Although technical qualification maybe an important consideration when hiring good service desk staff, Kirstie Magowan explains that life skills and personality attributes are just as important to consider as ever. Who is your next hire for the service desk? (Common Sense and Service Management)

If you are working on putting together a Relationship Management process for your organization, Alicia Choo posted a sample operating procedure document and a few other support documents that may help in your endeavor. My take on ITSM and IT Governance: Relationship Management (Choofca’s Brain Dump)

Business and application development teams sometimes blame IT operations for so many frustrations, Martin Perlin outlines why IT operations cannot seem to catch a break and what can be done to reverse the trend. IT Operations Suffers from An Undeserved Bad Reputation (Evolven Blog)

Trying to assess what are some of the causes for failure behind ITSM implementations, Larry Cooper argues that instituting ITSM practice solely for the sake of implementing ITIL is a wrong approach and what to do about it. The problem with ITSM is ITIL (ITSM Portal)
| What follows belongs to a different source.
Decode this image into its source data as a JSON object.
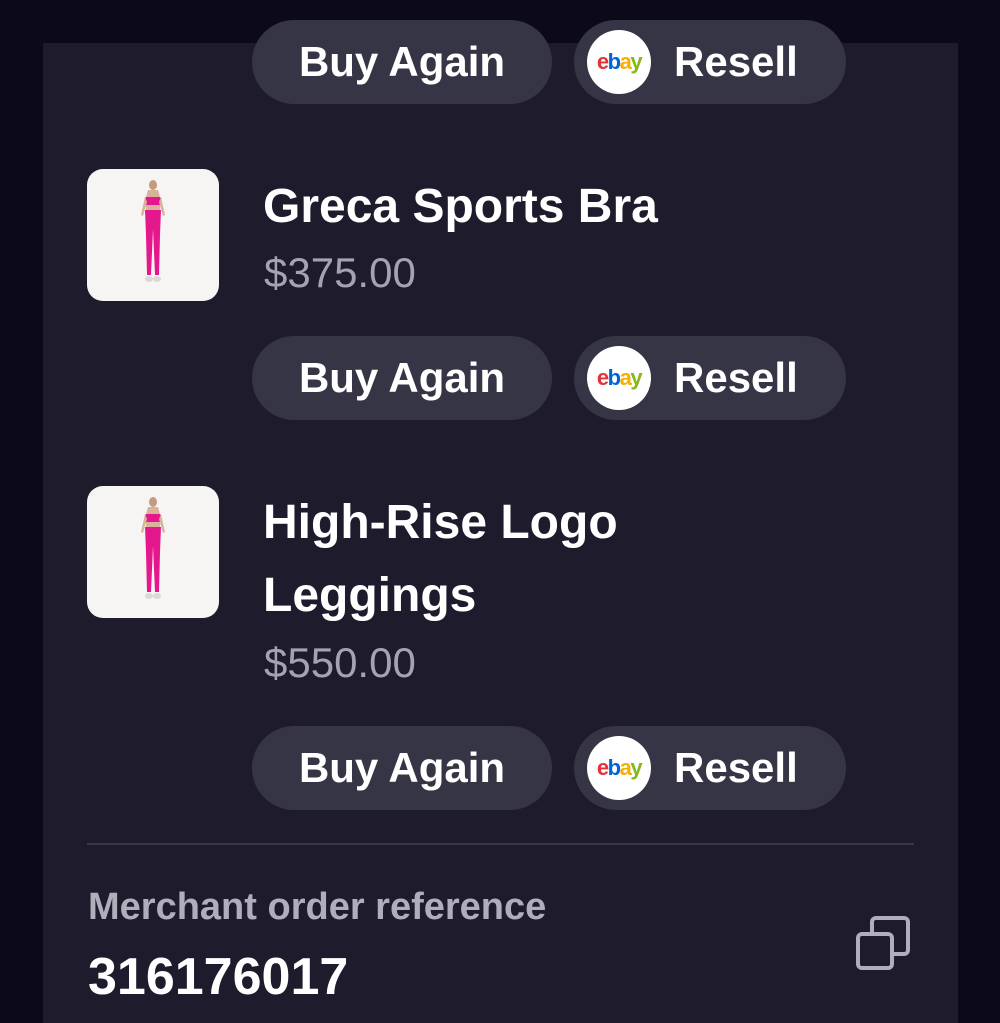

Using an example analysis though a CFO’s perspective, Perry Rotella suggests what CIOs can do to make their contributions more easily understood and relevant to his C-level colleagues. Think Like a CFO to Gain C-Suite Credibility (Forbes)

In this blog entry, Laura Brandenburg explains how business analysts approach requirements specifications, what a hiring manager is looking for, and finally how can a BA determine what her real capabilities in creating requirements specifications. How to Present Yourself as Capable of Doing Requirements Specifications (Bridging the Gap)

Leveraging from a recent training class taught by Marieke McCloskey, Andrew Dlugan outlines Marieke’s tips for designing and delivering training courses. 28 Tips for Designing Training Courses: Case Study (Six Minutes)

Seeing the trading of meaning for money as a toxic trade-off, Umair Haque encourages us to enrich ourselves more with meaning in life rather than purely with simple monetary wealth. Making the Choice Between Money and Meaning (Harvard Business Review)

After watching the most recent broadcast of the Ryder Cup, Mark Horstman discusses his impression of the sportsmanship displayed (or lack of) during the recent golf match. Ryder Cup Disappointment (Manager Tools)